I have always felt sorry for our Y7s. In their very first week of secondary school life they are all funneled into the hall, sat at desks, made to be silent and instructed to take CAT tests. It makes me wonder what they think we are like, if that is what we think is the most important thing they should be doing to start off their KS3 and 4 educational career. Mind you that would be hypocritical of me, as we in Geography give our pupils a baseline test in their second lesson to assess where they are in their Geographical skills and understanding. We base ours on a good one I stole from @davidErogers a couple of years back.

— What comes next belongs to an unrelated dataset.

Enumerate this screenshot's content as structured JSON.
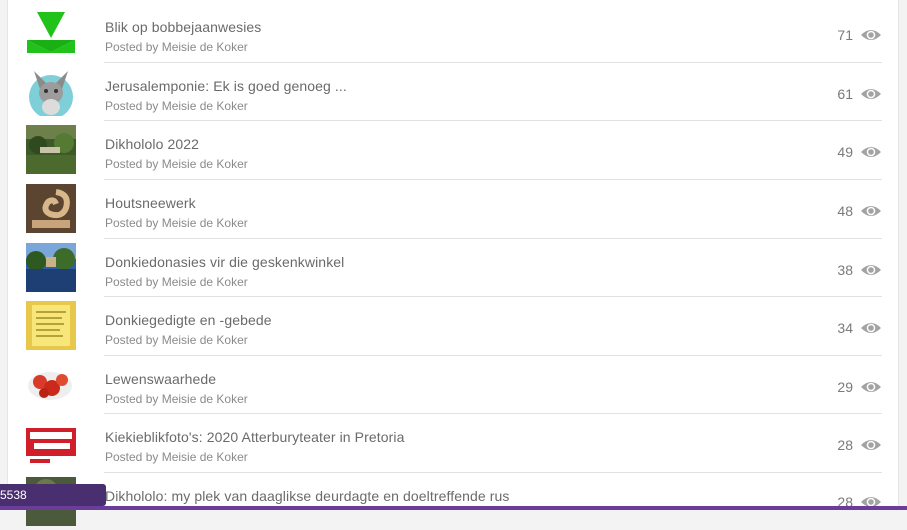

When we have looked at these results we have noticed 2 things: 1) they are rather low and 2) by the end of the year most pupils have really improved. Does this mean that our Geography team is stunningly gifted at our job? or is it that Primary School teachers are notably poor at theirs? Or is that Primary school teachers are inflating the levels of their pupils at the end of KS2?
I personally don’t believe any of these are the case. And I specifically find it distasteful when secondary colleagues of mine propose the last of these to be the case.
But I have been suggested another possible cause and I think it is one that rings true. Primary schools are pressured to get the best possible Levels for their y6 pupils. these SATS are taken in May when there are still probably 9 weeks or so of the year remaining. After that the pressure is off. There is a chance to do whole school productions and the like is quite rightly grasped with both hands. This means that pupils aren’t being educated in a “NC level” style for 3 and half months. That is a long long time in the life of an 11 year old. They are then expected to walk into this new classroom staffed by this strange Geography teacher and sit a Geography test to prove how well they can explain the human impacts of a tourist development in a rural area or something similar. This would be like asking Gareth Bale to play like its the European champions League Final in his first pre season friendly away at Stevenage in August.
So for September 2013, we are going to teach our new year 7s all about the wonders of geography for half a term and then in late October ask them to sit an assessment. Alas, with the increasing demand for data at all times, in all classrooms and for all cohorts ( I mean pupils) I cannot see the whole year group September tests disappearing any time soon.